Pain exploded in his head like a bomb, and he felt his body go limp.
Something was wrong.
His fingers were shaking uncontrollably. He could hardly hold on to the Difficulty, and the glow that had surrounded it an instant before was gone.
Something was very wrong.
His whole body started shaking, and he couldn’t control it anymore. His hands were so cold he could hardly feel them.
Then an image flashed in front of his eyes. It was like he was standing in a large cave where a huge glowing golden ring levitated in front of him.
And then William was back in the TV studio.
He looked down at the cylinder. He tried to hold on, but the cylinder slipped out of his numb fingers and dropped to the floor as if in slow motion. William watched in shock as the device hit the floor and shattered.
He stared in confusion at all the pieces lying on the floor in front of him.
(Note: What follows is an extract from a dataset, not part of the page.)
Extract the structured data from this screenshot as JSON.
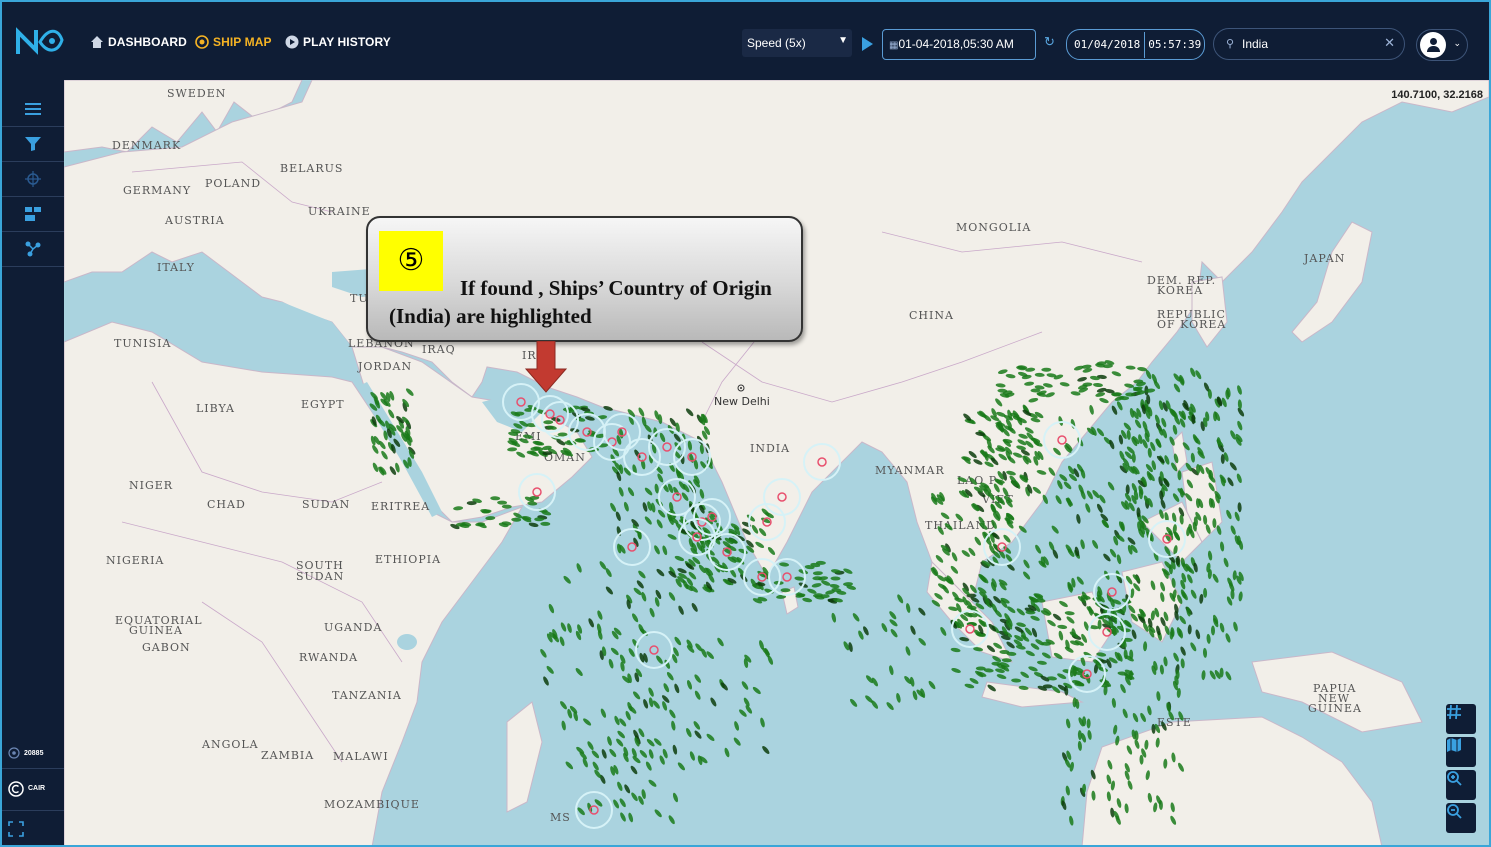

The Difficulty was broken.
William looked up and then out at the audience. He could see people leaning over and whispering to each other. He reached for his head and looked up at Hansen, who was holding the two pieces of his toy up in triumph.
It had split in two. He’d solved it.
Hansen started hopping around like a deranged kangaroo, gloating: “I WON! I WON! I BEAT WILLIAM WENTON!”
Bobbie Peers graduated from the London Film School in 1999 (known as the London International Film School at the time), and has since worked as a director, writer, and illustrator. His first short film, Sniffer, received the Palme d’Or for Best Short Film in Cannes 2006. In 2014, he made his feature film debut with The Disappearing Illusionist. He is the author of the William Wenton series.
" . . . this series opener is a gripping story from early on, and the wonky twists and turns ramp up the excitement as readers learn more about William’s family and this crazy metal at the core of the drama. . . . any kid who likes ciphers and codes will be drawn in, and there’s plenty here to lure them back for the next outing."" -
– BCCB on Book 1, William Wenton and the Impossible Puzzle
"Part “Alex Rider,” part “Artemis Fowl,” part Da Vinci Code for kids, this title will captivate action and mystery enthusiasts."
– School Library Journal on Book 1, William Wenton and the Impossible Puzzle
"Peers’ first novel follows the pattern of many such school and adventure stories—think Hogwarts with robots and carnivorous robotic plants—but there are plenty of twists to keep readers guessing. Appealing, resilient William makes realistic mistakes in judgment that often test that resilience. The crisp narrative will appeal to readers of different levels, and more adventures involving William Wenton will be welcome."
– Booklist on Book 1, William Wenton and the Impossible Puzzle